Three New California Laws Will Impact Consumer Credit

Three new laws signed by California Gov. Gavin Newsom in recent days will impact consumer credit in the state by capping interest rates on payday and other consumer installment loans, giving automatic exemptions for bank account levies and removing exemptions for attorneys and mortgage loans from the Rosenthal Act. California Financing Law Expanded AB 539 amends the California Financing Law, which licenses and regulates finance lenders and brokers, by imposing new restrictions on loans of $2,500 or more but less than $10,000. It also adds a rate cap on those loans so that the annual simple interest rate may not…

Calif. App. Court (2nd Dist) Upholds Denial of Class Cert Based on Survey and Statistical Sampling

The Court of Appeal for the Second District of California affirmed an order denying class certification in a wage and hour litigation, holding that the plaintiffs’ proposed anonymous, double-blind survey and statistical sampling failed to address individualized issues for liability and damages.
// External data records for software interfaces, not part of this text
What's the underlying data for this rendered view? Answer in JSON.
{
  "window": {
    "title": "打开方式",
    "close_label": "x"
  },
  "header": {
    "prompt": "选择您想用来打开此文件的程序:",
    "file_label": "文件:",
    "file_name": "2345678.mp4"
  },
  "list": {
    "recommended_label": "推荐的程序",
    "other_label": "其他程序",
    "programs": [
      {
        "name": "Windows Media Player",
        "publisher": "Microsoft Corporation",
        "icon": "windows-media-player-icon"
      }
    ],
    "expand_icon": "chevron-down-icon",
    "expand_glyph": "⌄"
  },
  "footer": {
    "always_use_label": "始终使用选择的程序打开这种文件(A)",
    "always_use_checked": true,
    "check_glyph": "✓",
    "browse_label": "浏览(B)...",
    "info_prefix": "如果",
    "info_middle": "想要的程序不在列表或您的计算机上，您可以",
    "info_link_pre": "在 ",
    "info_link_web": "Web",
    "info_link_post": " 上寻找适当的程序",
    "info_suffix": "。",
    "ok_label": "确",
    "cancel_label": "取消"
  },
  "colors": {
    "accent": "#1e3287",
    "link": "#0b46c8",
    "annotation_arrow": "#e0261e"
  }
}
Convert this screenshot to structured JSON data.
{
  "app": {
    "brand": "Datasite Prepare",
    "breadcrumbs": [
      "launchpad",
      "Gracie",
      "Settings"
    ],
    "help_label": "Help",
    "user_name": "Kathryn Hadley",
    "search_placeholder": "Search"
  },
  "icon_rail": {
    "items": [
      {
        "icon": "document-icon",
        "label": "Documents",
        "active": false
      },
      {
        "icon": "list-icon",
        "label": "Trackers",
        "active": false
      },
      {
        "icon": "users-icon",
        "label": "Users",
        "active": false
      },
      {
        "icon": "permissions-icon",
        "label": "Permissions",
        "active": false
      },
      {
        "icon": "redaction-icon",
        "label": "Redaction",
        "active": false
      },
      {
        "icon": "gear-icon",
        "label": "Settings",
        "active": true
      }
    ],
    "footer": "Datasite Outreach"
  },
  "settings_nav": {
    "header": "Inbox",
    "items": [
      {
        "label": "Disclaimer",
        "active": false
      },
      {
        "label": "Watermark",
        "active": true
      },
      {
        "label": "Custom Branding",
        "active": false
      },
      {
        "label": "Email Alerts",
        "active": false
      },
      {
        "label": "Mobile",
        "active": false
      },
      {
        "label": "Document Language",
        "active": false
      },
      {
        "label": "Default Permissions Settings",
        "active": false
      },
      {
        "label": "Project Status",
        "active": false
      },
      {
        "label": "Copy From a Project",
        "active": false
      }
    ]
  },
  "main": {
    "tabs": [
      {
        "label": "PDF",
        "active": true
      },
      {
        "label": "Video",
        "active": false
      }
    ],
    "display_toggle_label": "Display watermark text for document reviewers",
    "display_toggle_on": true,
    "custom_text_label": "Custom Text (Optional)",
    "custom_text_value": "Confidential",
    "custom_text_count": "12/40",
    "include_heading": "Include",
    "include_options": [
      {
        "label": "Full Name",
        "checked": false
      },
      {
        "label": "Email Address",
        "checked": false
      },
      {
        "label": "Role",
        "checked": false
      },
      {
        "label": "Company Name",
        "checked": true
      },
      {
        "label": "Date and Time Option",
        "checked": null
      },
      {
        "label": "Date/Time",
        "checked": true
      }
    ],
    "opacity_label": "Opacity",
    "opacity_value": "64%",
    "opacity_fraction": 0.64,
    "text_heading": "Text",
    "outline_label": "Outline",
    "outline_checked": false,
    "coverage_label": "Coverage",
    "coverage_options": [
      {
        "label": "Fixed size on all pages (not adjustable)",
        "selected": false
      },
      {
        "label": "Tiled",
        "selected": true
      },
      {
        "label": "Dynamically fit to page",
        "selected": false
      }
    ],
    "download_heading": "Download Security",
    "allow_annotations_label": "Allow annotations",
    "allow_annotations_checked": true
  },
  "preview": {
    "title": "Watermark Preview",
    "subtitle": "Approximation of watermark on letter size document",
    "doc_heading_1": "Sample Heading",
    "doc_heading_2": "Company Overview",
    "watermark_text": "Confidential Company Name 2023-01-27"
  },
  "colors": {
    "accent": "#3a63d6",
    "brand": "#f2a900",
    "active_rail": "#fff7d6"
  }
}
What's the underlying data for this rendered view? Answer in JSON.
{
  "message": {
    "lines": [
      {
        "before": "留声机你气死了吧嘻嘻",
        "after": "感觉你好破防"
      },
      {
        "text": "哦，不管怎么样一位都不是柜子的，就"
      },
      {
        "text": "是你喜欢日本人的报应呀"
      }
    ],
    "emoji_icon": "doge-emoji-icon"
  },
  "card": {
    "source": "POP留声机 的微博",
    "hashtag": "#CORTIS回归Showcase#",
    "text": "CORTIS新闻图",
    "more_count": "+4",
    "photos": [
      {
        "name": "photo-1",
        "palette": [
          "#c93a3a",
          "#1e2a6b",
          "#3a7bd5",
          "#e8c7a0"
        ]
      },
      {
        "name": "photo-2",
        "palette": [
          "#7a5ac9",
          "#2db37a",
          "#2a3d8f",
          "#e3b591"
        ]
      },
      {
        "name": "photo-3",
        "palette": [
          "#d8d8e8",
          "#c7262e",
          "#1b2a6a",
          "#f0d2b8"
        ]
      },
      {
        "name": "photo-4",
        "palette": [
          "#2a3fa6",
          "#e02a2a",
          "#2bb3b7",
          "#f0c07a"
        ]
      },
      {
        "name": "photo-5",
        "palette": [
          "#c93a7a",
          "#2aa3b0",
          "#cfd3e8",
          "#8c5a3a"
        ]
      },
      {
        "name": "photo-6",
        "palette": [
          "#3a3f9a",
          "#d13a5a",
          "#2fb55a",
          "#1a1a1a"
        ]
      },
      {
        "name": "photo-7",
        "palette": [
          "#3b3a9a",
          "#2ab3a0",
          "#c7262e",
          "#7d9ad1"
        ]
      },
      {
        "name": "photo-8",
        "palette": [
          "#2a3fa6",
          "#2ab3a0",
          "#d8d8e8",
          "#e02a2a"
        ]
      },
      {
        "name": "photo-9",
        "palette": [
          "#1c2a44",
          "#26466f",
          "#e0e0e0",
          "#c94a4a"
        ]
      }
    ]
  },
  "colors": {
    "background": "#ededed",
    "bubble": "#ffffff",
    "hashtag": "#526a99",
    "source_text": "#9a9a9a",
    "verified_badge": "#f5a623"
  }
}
In so ruling, the Appellate Court held that the plaintiffs’ trial plan was unmanageable and unfair because, among other things, the proposed survey deprived the defendants of the ability to cross-examine the witnesses and to assert defenses.  A copy of the opinion in McCleery v. Allstate Insurance Company is available at:  Link to Opinion. In this putative class…

Calif. App. Court (2nd Dist) Holds No Duty of Care Owed in Loan Mod Negotiations

Disagreeing with contrary rulings from the First and Sixth Districts, the California Court of Appeal for the Second District recently affirmed a trial court’s ruling that no duty of care is owed to a borrower during contract negotiations for a mortgage loan modification. A copy of the opinion in Sheen v. Wells Fargo Bank, N.A. is available at:  Link to Opinion. In 1998, the plaintiff borrower obtained a $500,000 loan secured by a deed of trust (the “first loan”).  The first loan is not at issue.  In 2005, the borrower obtained two junior loans from the defendant bank in the amounts $167,820 (the…